*** Task input ***

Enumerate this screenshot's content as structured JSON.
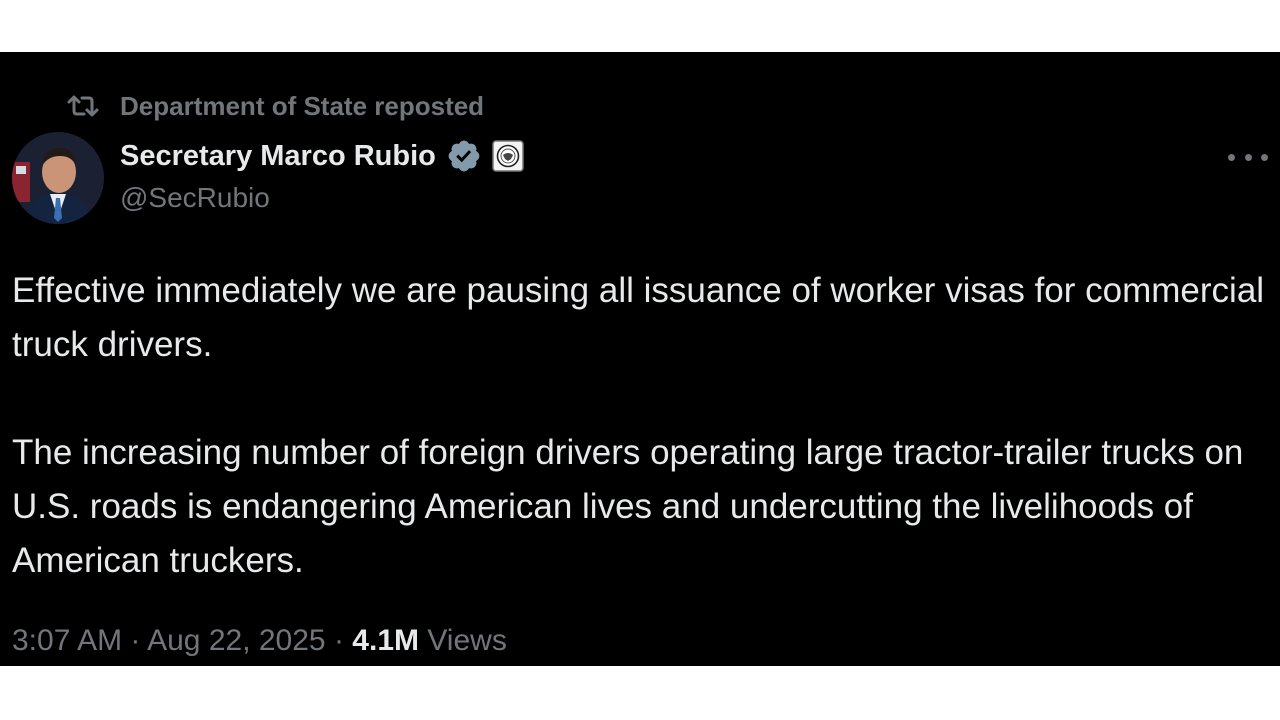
{
  "repost": {
    "text": "Department of State reposted"
  },
  "author": {
    "name": "Secretary Marco Rubio",
    "handle": "@SecRubio"
  },
  "tweet": {
    "paragraphs": [
      "Effective immediately we are pausing all issuance of worker visas for commercial truck drivers.",
      "The increasing number of foreign drivers operating large tractor-trailer trucks on U.S. roads is endangering American lives and undercutting the livelihoods of American truckers."
    ]
  },
  "meta": {
    "time": "3:07 AM",
    "separator": "·",
    "date": "Aug 22, 2025",
    "views_count": "4.1M",
    "views_label": "Views"
  },
  "icons": {
    "repost": "repost-icon",
    "verified": "verified-badge-icon",
    "affiliation": "state-department-seal-icon",
    "more": "more-options-icon"
  },
  "colors": {
    "background": "#000000",
    "text": "#e7e9ea",
    "secondary": "#71767b",
    "verified_badge": "#829aab"
  }
}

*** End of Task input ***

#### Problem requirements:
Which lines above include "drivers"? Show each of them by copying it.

#### Worked solution:
      "Effective immediately we are pausing all issuance of worker visas for commercial truck drivers.",
      "The increasing number of foreign drivers operating large tractor-trailer trucks on U.S. roads is endangering American lives and undercutting the livelihoods of American truckers."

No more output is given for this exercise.